Exercise inputs:

---------------

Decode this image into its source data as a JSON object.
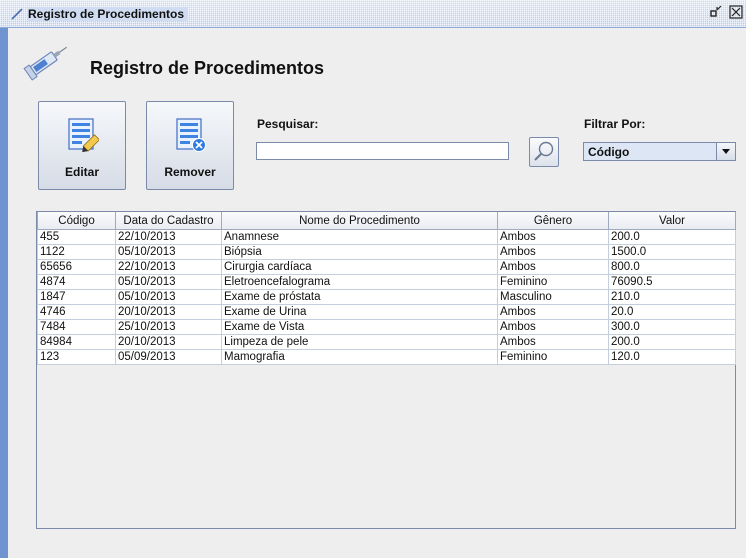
{
  "window": {
    "title": "Registro de Procedimentos",
    "icon": "syringe-icon",
    "buttons": {
      "restore": "restore-icon",
      "close": "close-icon"
    }
  },
  "header": {
    "title": "Registro de Procedimentos",
    "icon": "syringe-icon"
  },
  "toolbar": {
    "edit_label": "Editar",
    "remove_label": "Remover"
  },
  "search": {
    "label": "Pesquisar:",
    "value": "",
    "button_icon": "search-icon"
  },
  "filter": {
    "label": "Filtrar Por:",
    "selected": "Código"
  },
  "table": {
    "columns": [
      "Código",
      "Data do Cadastro",
      "Nome do Procedimento",
      "Gênero",
      "Valor"
    ],
    "rows": [
      [
        "455",
        "22/10/2013",
        "Anamnese",
        "Ambos",
        "200.0"
      ],
      [
        "1122",
        "05/10/2013",
        "Biópsia",
        "Ambos",
        "1500.0"
      ],
      [
        "65656",
        "22/10/2013",
        "Cirurgia cardíaca",
        "Ambos",
        "800.0"
      ],
      [
        "4874",
        "05/10/2013",
        "Eletroencefalograma",
        "Feminino",
        "76090.5"
      ],
      [
        "1847",
        "05/10/2013",
        "Exame de próstata",
        "Masculino",
        "210.0"
      ],
      [
        "4746",
        "20/10/2013",
        "Exame de Urina",
        "Ambos",
        "20.0"
      ],
      [
        "7484",
        "25/10/2013",
        "Exame de Vista",
        "Ambos",
        "300.0"
      ],
      [
        "84984",
        "20/10/2013",
        "Limpeza de pele",
        "Ambos",
        "200.0"
      ],
      [
        "123",
        "05/09/2013",
        "Mamografia",
        "Feminino",
        "120.0"
      ]
    ]
  }
}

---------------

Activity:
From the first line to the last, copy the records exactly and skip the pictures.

Expected output:
Decode this image into its source data as a JSON object.
{
  "window": {
    "title": "Registro de Procedimentos",
    "icon": "syringe-icon",
    "buttons": {
      "restore": "restore-icon",
      "close": "close-icon"
    }
  },
  "header": {
    "title": "Registro de Procedimentos",
    "icon": "syringe-icon"
  },
  "toolbar": {
    "edit_label": "Editar",
    "remove_label": "Remover"
  },
  "search": {
    "label": "Pesquisar:",
    "value": "",
    "button_icon": "search-icon"
  },
  "filter": {
    "label": "Filtrar Por:",
    "selected": "Código"
  },
  "table": {
    "columns": [
      "Código",
      "Data do Cadastro",
      "Nome do Procedimento",
      "Gênero",
      "Valor"
    ],
    "rows": [
      [
        "455",
        "22/10/2013",
        "Anamnese",
        "Ambos",
        "200.0"
      ],
      [
        "1122",
        "05/10/2013",
        "Biópsia",
        "Ambos",
        "1500.0"
      ],
      [
        "65656",
        "22/10/2013",
        "Cirurgia cardíaca",
        "Ambos",
        "800.0"
      ],
      [
        "4874",
        "05/10/2013",
        "Eletroencefalograma",
        "Feminino",
        "76090.5"
      ],
      [
        "1847",
        "05/10/2013",
        "Exame de próstata",
        "Masculino",
        "210.0"
      ],
      [
        "4746",
        "20/10/2013",
        "Exame de Urina",
        "Ambos",
        "20.0"
      ],
      [
        "7484",
        "25/10/2013",
        "Exame de Vista",
        "Ambos",
        "300.0"
      ],
      [
        "84984",
        "20/10/2013",
        "Limpeza de pele",
        "Ambos",
        "200.0"
      ],
      [
        "123",
        "05/09/2013",
        "Mamografia",
        "Feminino",
        "120.0"
      ]
    ]
  }
}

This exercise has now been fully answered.